_Data for this task_

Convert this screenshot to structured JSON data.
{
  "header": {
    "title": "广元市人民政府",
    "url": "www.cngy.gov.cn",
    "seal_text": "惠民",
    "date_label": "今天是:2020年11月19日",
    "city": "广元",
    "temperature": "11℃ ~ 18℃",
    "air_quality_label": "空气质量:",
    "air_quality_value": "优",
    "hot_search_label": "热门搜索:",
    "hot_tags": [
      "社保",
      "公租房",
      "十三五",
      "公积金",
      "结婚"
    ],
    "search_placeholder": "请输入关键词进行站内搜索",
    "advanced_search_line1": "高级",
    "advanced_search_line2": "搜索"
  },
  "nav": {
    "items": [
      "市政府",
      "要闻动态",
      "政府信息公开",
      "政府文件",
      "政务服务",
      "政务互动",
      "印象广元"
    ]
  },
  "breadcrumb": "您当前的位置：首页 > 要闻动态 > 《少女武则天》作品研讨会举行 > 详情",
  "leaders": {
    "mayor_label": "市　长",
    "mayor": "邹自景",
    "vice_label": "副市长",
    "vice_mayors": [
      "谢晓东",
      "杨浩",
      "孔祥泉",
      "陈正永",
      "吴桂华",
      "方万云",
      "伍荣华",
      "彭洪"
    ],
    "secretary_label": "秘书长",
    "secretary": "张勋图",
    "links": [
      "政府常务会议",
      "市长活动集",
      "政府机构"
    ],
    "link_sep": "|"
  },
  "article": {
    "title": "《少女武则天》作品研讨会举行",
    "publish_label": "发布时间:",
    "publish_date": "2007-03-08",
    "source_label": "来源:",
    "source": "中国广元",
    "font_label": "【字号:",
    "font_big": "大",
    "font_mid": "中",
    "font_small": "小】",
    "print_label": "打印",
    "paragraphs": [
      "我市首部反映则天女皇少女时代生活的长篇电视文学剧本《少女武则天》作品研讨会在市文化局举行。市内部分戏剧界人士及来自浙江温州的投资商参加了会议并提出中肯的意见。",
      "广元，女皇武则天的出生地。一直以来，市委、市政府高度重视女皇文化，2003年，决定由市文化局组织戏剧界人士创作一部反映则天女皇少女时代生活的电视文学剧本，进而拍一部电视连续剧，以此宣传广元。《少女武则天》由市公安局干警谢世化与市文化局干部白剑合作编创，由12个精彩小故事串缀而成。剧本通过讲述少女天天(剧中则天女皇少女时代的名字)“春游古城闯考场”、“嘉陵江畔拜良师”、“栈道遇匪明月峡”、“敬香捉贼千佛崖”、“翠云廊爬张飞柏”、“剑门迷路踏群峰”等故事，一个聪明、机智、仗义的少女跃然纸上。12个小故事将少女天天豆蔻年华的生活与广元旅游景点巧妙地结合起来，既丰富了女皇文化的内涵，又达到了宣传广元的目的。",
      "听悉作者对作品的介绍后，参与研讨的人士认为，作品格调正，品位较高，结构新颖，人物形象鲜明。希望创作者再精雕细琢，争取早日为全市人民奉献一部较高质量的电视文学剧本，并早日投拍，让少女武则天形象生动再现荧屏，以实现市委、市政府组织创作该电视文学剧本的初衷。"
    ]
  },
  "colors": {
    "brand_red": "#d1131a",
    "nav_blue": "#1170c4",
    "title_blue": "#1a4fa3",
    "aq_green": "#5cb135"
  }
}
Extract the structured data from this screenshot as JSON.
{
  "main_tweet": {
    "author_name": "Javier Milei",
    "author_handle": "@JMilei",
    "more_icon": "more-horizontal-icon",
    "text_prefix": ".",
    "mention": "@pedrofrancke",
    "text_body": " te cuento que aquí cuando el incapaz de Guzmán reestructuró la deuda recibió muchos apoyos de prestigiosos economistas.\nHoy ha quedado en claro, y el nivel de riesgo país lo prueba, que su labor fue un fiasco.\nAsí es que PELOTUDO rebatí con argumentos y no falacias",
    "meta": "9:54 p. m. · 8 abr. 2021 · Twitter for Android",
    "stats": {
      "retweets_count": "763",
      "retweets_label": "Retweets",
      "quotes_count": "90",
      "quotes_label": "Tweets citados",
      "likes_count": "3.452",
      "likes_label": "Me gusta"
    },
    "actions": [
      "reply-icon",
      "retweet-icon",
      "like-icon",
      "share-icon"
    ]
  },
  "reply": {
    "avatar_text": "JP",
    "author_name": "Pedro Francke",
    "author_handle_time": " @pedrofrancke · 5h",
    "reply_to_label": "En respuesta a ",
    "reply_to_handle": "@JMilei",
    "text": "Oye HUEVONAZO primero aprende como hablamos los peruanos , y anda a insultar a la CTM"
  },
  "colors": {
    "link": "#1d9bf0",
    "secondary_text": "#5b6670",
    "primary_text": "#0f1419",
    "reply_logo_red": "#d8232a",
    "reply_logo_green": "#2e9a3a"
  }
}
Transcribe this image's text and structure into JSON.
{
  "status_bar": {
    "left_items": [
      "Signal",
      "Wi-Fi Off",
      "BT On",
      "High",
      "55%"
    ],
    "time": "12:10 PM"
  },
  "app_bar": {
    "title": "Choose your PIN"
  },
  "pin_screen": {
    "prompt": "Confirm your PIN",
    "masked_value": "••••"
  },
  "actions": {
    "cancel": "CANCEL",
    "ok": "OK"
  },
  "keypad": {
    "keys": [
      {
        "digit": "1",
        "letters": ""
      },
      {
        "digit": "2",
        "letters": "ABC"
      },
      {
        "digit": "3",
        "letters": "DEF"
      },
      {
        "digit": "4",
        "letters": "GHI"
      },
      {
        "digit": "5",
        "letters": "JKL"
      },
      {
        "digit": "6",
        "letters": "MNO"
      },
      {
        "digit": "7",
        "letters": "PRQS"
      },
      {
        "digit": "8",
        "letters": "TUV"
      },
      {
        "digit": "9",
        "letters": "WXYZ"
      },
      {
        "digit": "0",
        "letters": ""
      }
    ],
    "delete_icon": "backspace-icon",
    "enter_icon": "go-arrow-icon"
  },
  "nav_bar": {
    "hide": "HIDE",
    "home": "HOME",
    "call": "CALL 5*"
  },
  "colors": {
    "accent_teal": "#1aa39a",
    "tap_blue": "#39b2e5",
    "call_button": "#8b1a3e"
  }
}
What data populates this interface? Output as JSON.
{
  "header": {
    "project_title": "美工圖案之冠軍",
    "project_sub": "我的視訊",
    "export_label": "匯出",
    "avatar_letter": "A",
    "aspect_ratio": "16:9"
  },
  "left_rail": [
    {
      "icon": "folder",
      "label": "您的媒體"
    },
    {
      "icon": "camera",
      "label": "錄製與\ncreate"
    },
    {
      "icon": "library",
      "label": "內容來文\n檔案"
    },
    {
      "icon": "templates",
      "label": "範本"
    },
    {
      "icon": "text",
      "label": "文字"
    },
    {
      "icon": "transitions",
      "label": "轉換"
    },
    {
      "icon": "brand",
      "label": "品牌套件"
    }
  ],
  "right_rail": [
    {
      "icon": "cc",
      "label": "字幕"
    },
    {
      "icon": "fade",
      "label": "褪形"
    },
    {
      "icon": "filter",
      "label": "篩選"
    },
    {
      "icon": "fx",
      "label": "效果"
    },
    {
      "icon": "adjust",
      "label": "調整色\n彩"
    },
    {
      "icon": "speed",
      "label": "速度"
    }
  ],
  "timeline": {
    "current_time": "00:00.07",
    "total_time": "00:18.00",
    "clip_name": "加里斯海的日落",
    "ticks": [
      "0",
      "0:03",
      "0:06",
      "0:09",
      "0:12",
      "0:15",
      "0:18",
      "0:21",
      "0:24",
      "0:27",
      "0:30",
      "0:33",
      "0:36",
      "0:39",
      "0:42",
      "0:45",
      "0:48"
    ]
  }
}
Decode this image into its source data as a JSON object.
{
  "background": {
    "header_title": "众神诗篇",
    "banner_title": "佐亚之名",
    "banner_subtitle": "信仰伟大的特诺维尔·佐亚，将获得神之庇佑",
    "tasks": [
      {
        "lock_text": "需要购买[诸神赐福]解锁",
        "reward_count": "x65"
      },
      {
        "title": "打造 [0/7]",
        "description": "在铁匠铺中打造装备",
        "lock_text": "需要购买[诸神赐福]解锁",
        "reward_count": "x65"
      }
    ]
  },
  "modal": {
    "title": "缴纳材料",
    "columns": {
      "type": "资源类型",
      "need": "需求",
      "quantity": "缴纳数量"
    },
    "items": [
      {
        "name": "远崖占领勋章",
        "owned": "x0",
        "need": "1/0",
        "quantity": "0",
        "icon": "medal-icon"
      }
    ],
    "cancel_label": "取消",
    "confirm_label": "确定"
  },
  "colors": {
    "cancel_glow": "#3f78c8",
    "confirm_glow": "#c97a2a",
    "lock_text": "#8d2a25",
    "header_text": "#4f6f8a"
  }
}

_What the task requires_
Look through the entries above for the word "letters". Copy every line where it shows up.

_Task result_
        "letters": ""
        "letters": "ABC"
        "letters": "DEF"
        "letters": "GHI"
        "letters": "JKL"
        "letters": "MNO"
        "letters": "PRQS"
        "letters": "TUV"
        "letters": "WXYZ"
        "letters": ""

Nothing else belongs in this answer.